▸ Requirement
From the entries that follow, gather each line holding the word "JSON".

▸ Element data from apps and pages
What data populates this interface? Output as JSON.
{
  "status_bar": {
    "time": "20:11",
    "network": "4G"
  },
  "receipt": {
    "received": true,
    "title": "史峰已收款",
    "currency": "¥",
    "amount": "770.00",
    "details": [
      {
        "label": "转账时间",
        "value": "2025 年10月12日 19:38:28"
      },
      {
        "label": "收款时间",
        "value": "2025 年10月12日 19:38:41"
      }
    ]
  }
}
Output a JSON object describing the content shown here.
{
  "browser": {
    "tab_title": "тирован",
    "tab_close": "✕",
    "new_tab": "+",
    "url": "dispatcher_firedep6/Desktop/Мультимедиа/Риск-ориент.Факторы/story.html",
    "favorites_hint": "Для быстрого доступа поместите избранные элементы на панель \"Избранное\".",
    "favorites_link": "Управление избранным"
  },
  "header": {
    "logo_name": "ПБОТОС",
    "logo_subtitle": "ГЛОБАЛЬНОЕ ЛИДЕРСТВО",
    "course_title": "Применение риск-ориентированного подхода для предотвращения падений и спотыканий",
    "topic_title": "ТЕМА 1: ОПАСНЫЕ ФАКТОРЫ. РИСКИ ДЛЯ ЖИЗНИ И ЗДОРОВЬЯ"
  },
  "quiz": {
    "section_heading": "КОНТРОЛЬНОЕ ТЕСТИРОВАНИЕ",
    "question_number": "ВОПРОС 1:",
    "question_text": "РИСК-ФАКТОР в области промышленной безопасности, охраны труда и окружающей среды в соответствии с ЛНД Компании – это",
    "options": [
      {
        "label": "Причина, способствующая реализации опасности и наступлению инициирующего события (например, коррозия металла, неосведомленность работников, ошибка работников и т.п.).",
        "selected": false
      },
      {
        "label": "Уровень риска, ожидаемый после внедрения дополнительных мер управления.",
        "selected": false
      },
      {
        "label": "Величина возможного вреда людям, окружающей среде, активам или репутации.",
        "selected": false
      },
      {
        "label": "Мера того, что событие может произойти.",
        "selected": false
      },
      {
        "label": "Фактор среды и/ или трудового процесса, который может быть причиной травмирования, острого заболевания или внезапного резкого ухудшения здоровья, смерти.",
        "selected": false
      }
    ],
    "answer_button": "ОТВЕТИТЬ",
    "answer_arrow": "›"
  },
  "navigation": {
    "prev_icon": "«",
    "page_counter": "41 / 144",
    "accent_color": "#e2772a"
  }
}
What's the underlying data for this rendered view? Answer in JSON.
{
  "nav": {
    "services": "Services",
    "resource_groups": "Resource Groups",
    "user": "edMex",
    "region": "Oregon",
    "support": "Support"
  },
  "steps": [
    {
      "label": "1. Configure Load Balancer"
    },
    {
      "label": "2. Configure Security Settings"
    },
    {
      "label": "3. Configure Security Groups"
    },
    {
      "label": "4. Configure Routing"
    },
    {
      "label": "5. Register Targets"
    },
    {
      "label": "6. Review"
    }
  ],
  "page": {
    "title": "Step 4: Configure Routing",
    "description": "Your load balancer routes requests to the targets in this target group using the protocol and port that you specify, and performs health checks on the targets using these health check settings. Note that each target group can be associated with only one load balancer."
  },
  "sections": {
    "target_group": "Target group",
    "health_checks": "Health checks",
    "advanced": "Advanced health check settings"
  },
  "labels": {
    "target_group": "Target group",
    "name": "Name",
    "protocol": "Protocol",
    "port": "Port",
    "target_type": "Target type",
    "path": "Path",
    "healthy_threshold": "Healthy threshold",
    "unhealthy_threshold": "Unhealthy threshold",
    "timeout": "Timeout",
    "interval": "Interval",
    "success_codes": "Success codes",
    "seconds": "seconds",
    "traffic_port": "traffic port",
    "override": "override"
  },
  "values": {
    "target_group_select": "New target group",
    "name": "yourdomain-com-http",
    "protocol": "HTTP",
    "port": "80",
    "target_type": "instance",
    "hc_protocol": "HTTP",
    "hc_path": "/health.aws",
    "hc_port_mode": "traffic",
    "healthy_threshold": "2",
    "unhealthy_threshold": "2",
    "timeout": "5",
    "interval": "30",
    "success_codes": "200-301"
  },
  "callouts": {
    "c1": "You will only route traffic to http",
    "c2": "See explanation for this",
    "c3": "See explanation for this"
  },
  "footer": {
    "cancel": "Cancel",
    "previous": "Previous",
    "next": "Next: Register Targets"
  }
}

▸ Reply to the task
What data populates this interface? Output as JSON.
Output a JSON object describing the content shown here.
What's the underlying data for this rendered view? Answer in JSON.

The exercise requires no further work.